        There is no way to get money out of politics without violating free speech rights of the individuals. Legislators are human beings, and as flawed people there is no way to eradicate corruption. I'm not being a fatalist, I just think there are better ways of combating the problem. And I agree that there needs to be more churn of incumbents, but term limits mean good legislators can't stay, and final terms have zero accountability to voters. Why vote the way constituents want if you can't be reelected, might as well vote the way a future potential employer would like.

        I love the idea of ranked choice voting. Neither of the two main parties represents me nor a growing number of other people. But neither party is going down, or even going to cede an inch of room for a third party with out an epic battle. Just like the Telecom industry the Rs and D's have a government enabled monopoly (well duopoly). Shaking this system up is going to take nothing less than a revolution. I don't necessarily agree with AOC on policy, but I respect and admire her and think we need a lot more game changers like her to spark real change.

        reply to this | link to this | view in chronology ]

  • identicon
    Anonymous Coward, 15 Mar 2019 @ 9:51am

    MAGA

    Microsoft
    Apple
    Google
    Amazon
    What's their stance on net neutrality? Oh yeah, and Disney?

    reply to this | link to this | view in chronology ]

  • identicon
    Anonymous Coward, 15 Mar 2019 @ 10:56am

    How is this not simple logic to everyone by now?

    If someone is spending hundreds of millions fighting a rule that basically says "Don't behave like an ass!"... it seems quite certain that they are going to behave like asses when they get their way.

    reply to this | link to this | view in chronology ]

  • identicon
    Anonymous Coward, 15 Mar 2019 @ 2:43pm

    Re: AFONKA IS A GENIE

    This post is indeed a work of genie.

    reply to this | link to this | view in chronology ]

  • identicon
    Anonymous Coward, 15 Mar 2019 @ 3:12pm

    Re: Hi Jhon

    reply to this | link to this | view in chronology ]

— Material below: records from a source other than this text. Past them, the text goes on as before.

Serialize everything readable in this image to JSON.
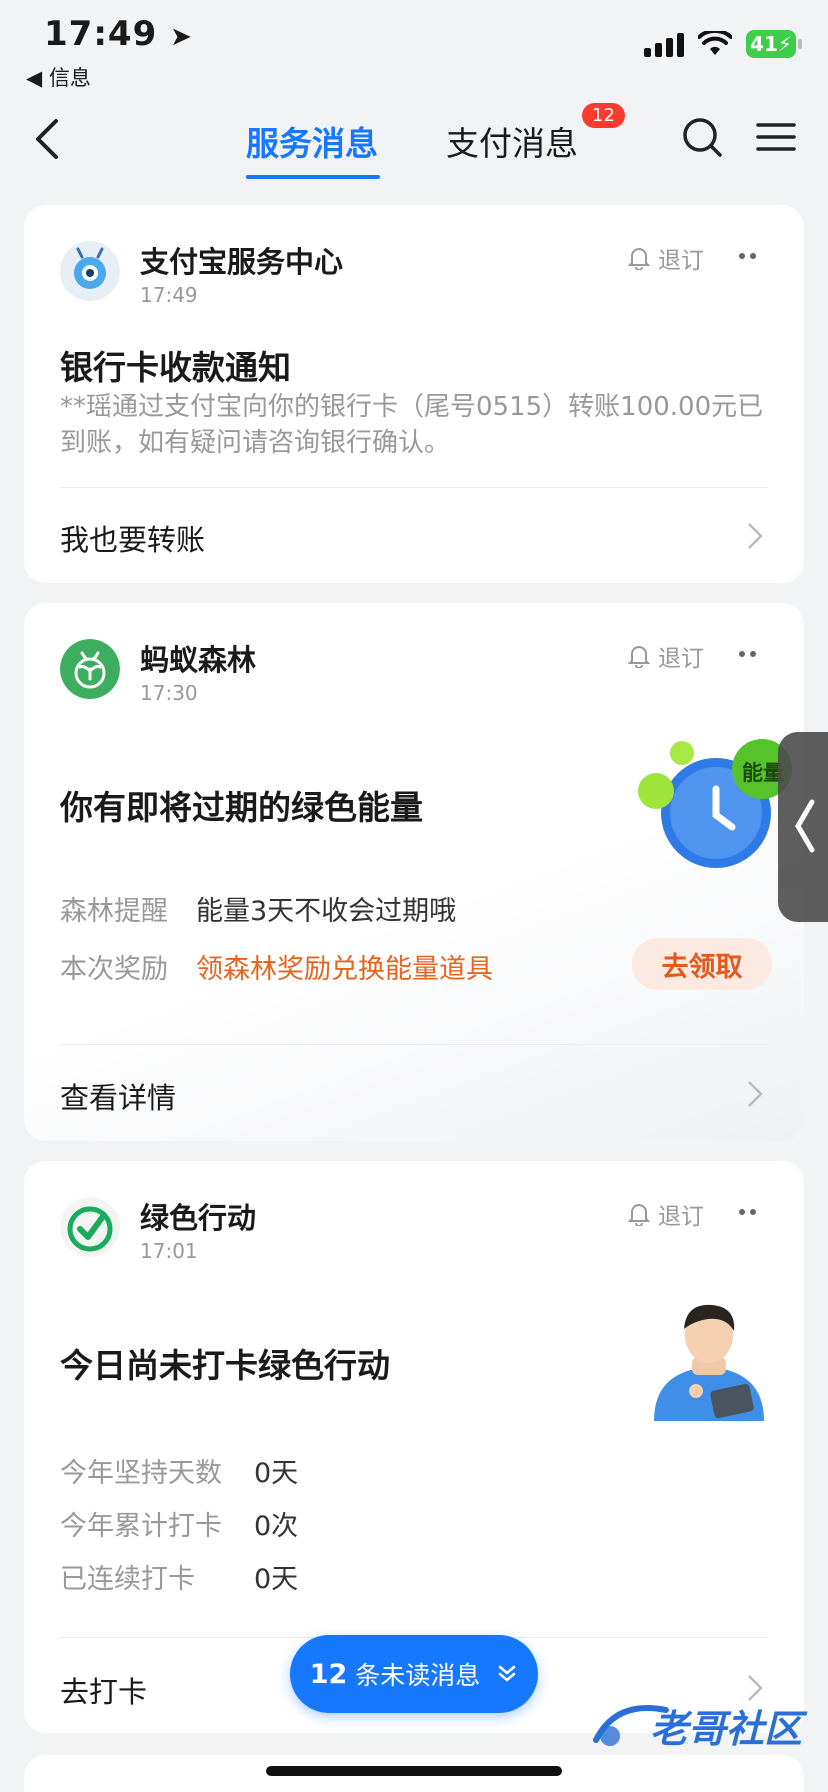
{
  "status_bar": {
    "time": "17:49",
    "back_app": "信息",
    "battery": "41"
  },
  "header": {
    "tabs": [
      {
        "label": "服务消息",
        "active": true
      },
      {
        "label": "支付消息",
        "active": false,
        "badge": "12"
      }
    ]
  },
  "cards": [
    {
      "source": "支付宝服务中心",
      "time": "17:49",
      "unsubscribe": "退订",
      "title": "银行卡收款通知",
      "body": "**瑶通过支付宝向你的银行卡（尾号0515）转账100.00元已到账，如有疑问请咨询银行确认。",
      "footer": "我也要转账"
    },
    {
      "source": "蚂蚁森林",
      "time": "17:30",
      "unsubscribe": "退订",
      "title": "你有即将过期的绿色能量",
      "rows": [
        {
          "label": "森林提醒",
          "value": "能量3天不收会过期哦"
        },
        {
          "label": "本次奖励",
          "value": "领森林奖励兑换能量道具"
        }
      ],
      "image_label": "能量",
      "action": "去领取",
      "footer": "查看详情"
    },
    {
      "source": "绿色行动",
      "time": "17:01",
      "unsubscribe": "退订",
      "title": "今日尚未打卡绿色行动",
      "rows": [
        {
          "label": "今年坚持天数",
          "value": "0天"
        },
        {
          "label": "今年累计打卡",
          "value": "0次"
        },
        {
          "label": "已连续打卡",
          "value": "0天"
        }
      ],
      "footer": "去打卡"
    }
  ],
  "unread": {
    "count": "12",
    "text": "条未读消息"
  },
  "watermark": "老哥社区",
  "colors": {
    "accent": "#1677ff",
    "badge": "#ff3b30",
    "reward": "#e05a1c",
    "forest": "#3dae5f"
  }
}
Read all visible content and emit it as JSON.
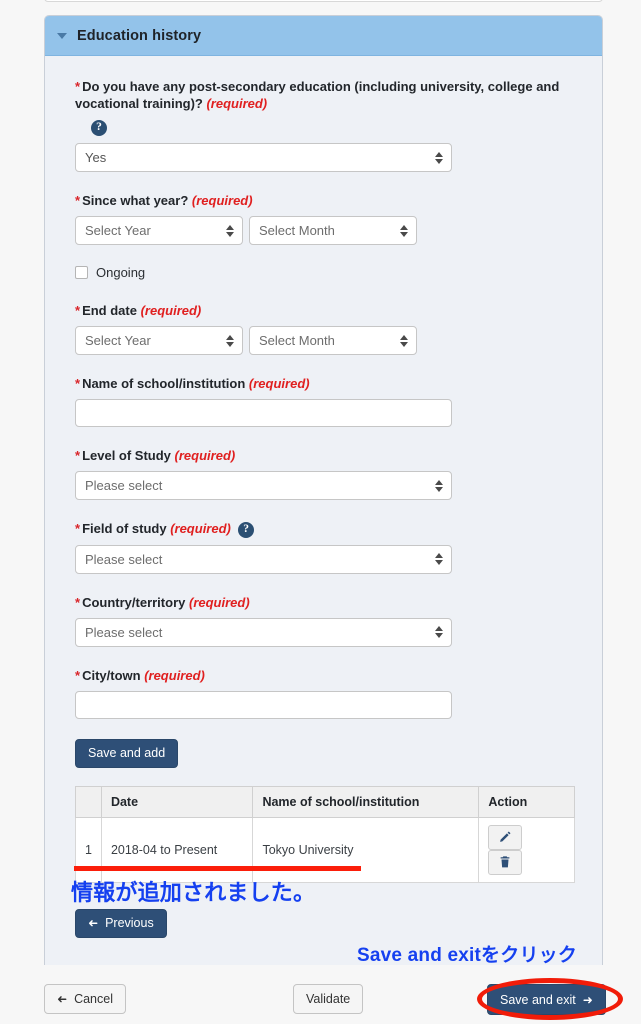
{
  "section": {
    "title": "Education history",
    "collapse_icon": "caret-down-icon"
  },
  "form": {
    "post_secondary": {
      "label": "Do you have any post-secondary education (including university, college and vocational training)?",
      "required_text": "(required)",
      "help_icon": "question-mark-icon",
      "value": "Yes"
    },
    "since_year": {
      "label": "Since what year?",
      "required_text": "(required)",
      "year_value": "Select Year",
      "month_value": "Select Month"
    },
    "ongoing": {
      "label": "Ongoing",
      "checked": false
    },
    "end_date": {
      "label": "End date",
      "required_text": "(required)",
      "year_value": "Select Year",
      "month_value": "Select Month"
    },
    "school_name": {
      "label": "Name of school/institution",
      "required_text": "(required)",
      "value": ""
    },
    "level_of_study": {
      "label": "Level of Study",
      "required_text": "(required)",
      "value": "Please select"
    },
    "field_of_study": {
      "label": "Field of study",
      "required_text": "(required)",
      "help_icon": "question-mark-icon",
      "value": "Please select"
    },
    "country": {
      "label": "Country/territory",
      "required_text": "(required)",
      "value": "Please select"
    },
    "city": {
      "label": "City/town",
      "required_text": "(required)",
      "value": ""
    },
    "save_and_add_label": "Save and add"
  },
  "table": {
    "columns": [
      "",
      "Date",
      "Name of school/institution",
      "Action"
    ],
    "rows": [
      {
        "index": "1",
        "date": "2018-04 to Present",
        "school": "Tokyo University",
        "edit_icon": "pencil-icon",
        "delete_icon": "trash-icon"
      }
    ]
  },
  "navigation": {
    "previous_label": "Previous",
    "previous_arrow": "arrow-left-icon"
  },
  "footer": {
    "cancel_label": "Cancel",
    "cancel_arrow": "arrow-left-icon",
    "validate_label": "Validate",
    "save_exit_label": "Save and exit",
    "save_exit_arrow": "arrow-right-icon"
  },
  "annotations": {
    "added_text": "情報が追加されました。",
    "click_text": "Save and exitをクリック",
    "annotation_color": "#1540f0",
    "highlight_color": "#fb1e0a"
  },
  "colors": {
    "header_blue": "#93c3ea",
    "panel_bg": "#eef1f6",
    "primary_button": "#2e4f77",
    "required_red": "#e02020"
  }
}
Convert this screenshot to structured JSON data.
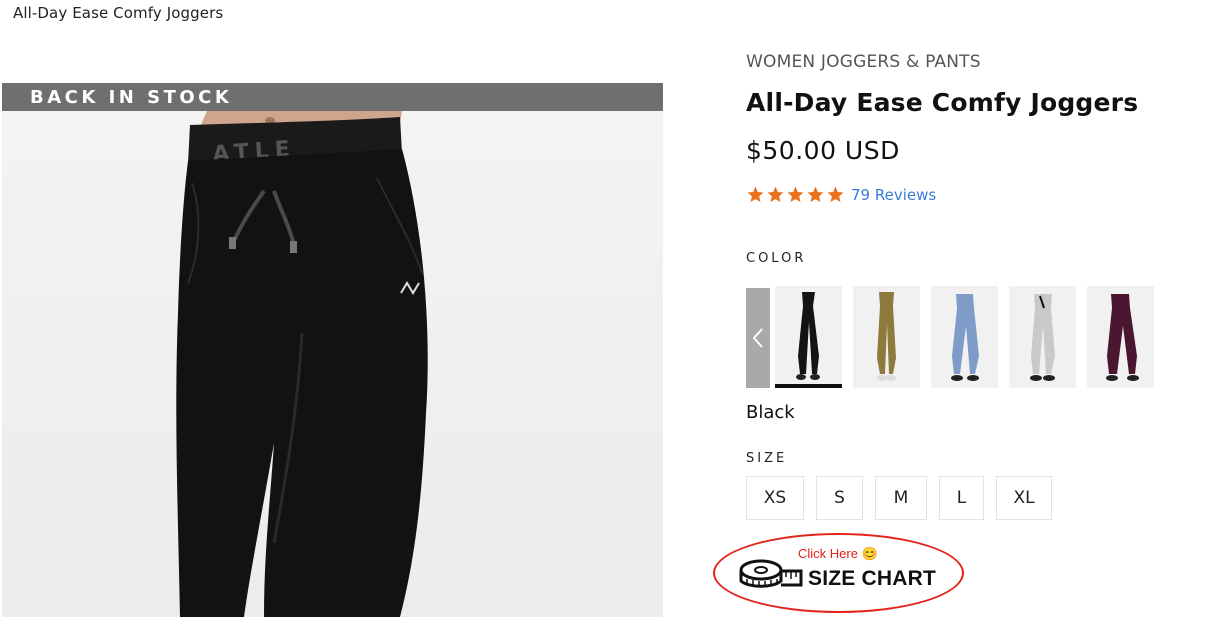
{
  "page": {
    "title": "All-Day Ease Comfy Joggers"
  },
  "gallery": {
    "banner": "BACK IN STOCK",
    "brand_mark": "ATLE"
  },
  "product": {
    "category": "WOMEN JOGGERS & PANTS",
    "name": "All-Day Ease Comfy Joggers",
    "price": "$50.00 USD",
    "rating": 5,
    "reviews_label": "79 Reviews"
  },
  "color": {
    "label": "COLOR",
    "selected": "Black",
    "swatches": [
      {
        "name": "Black",
        "hex": "#141414",
        "selected": true
      },
      {
        "name": "Olive",
        "hex": "#8d7a3c",
        "selected": false
      },
      {
        "name": "Blue",
        "hex": "#7f9cc8",
        "selected": false
      },
      {
        "name": "Grey",
        "hex": "#c9c9c9",
        "selected": false
      },
      {
        "name": "Burgundy",
        "hex": "#4b1730",
        "selected": false
      }
    ]
  },
  "size": {
    "label": "SIZE",
    "options": [
      "XS",
      "S",
      "M",
      "L",
      "XL"
    ]
  },
  "size_chart": {
    "hint": "Click Here 😊",
    "label": "SIZE CHART"
  },
  "colors": {
    "star": "#e8731c",
    "link": "#3b7bd6",
    "banner": "#6f6f6f",
    "oval": "#e2231a"
  }
}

  • identicon
    TFG, 15 Mar 2019 @ 3:27pm

    Re: AFONKA IS A GENIE

    Spamming since 2008, at least... and on a Funeral Home's guestbook? For shaaaaaaaaame.

    *Comment is based on google search results for afonka petrov

    reply to this | link to this | view in chronology ]

  • icon
    johnson871 (profile), 18 Mar 2019 @ 6:02am

    Hearing On New Net Neutrality Law Once Again Conjures Up

    Hearing On New Net Neutrality Law Once Again Conjures Up A Greatest Hits Of ... Vermont net neutrality law will be delayed until the end of federal legal battle.

    http://americanexpressconfirmcard.club/

    reply to this | link to this | view in chronology ]


Add Your Comment

Have a Techdirt Account? Sign in now. Want one? Register here



Subscribe to the Techdirt Daily newsletter




Comment Options:

  • Use markdown. Use plain text.
  • Remember name/email/url (set a cookie)

Close

Add A Reply

Have a Techdirt Account? Sign in now. Want one? Register here



Subscribe to the Techdirt Daily newsletter




Comment Options:

  • Use markdown. Use plain text.
  • Remember name/email/url (set a cookie)

Follow Techdirt
Techdirt Gear
Show Now: Takedown
Advertisement
Report this ad  |  Hide Techdirt ads
Essential Reading
Techdirt Deals
Report this ad  |  Hide Techdirt ads
Techdirt Insider Chat
Advertisement
Report this ad  |  Hide Techdirt ads
Recent Stories
Advertisement
Report this ad  |  Hide Techdirt ads

Close

Email This

This feature is only available to registered users. Register or sign in to use it.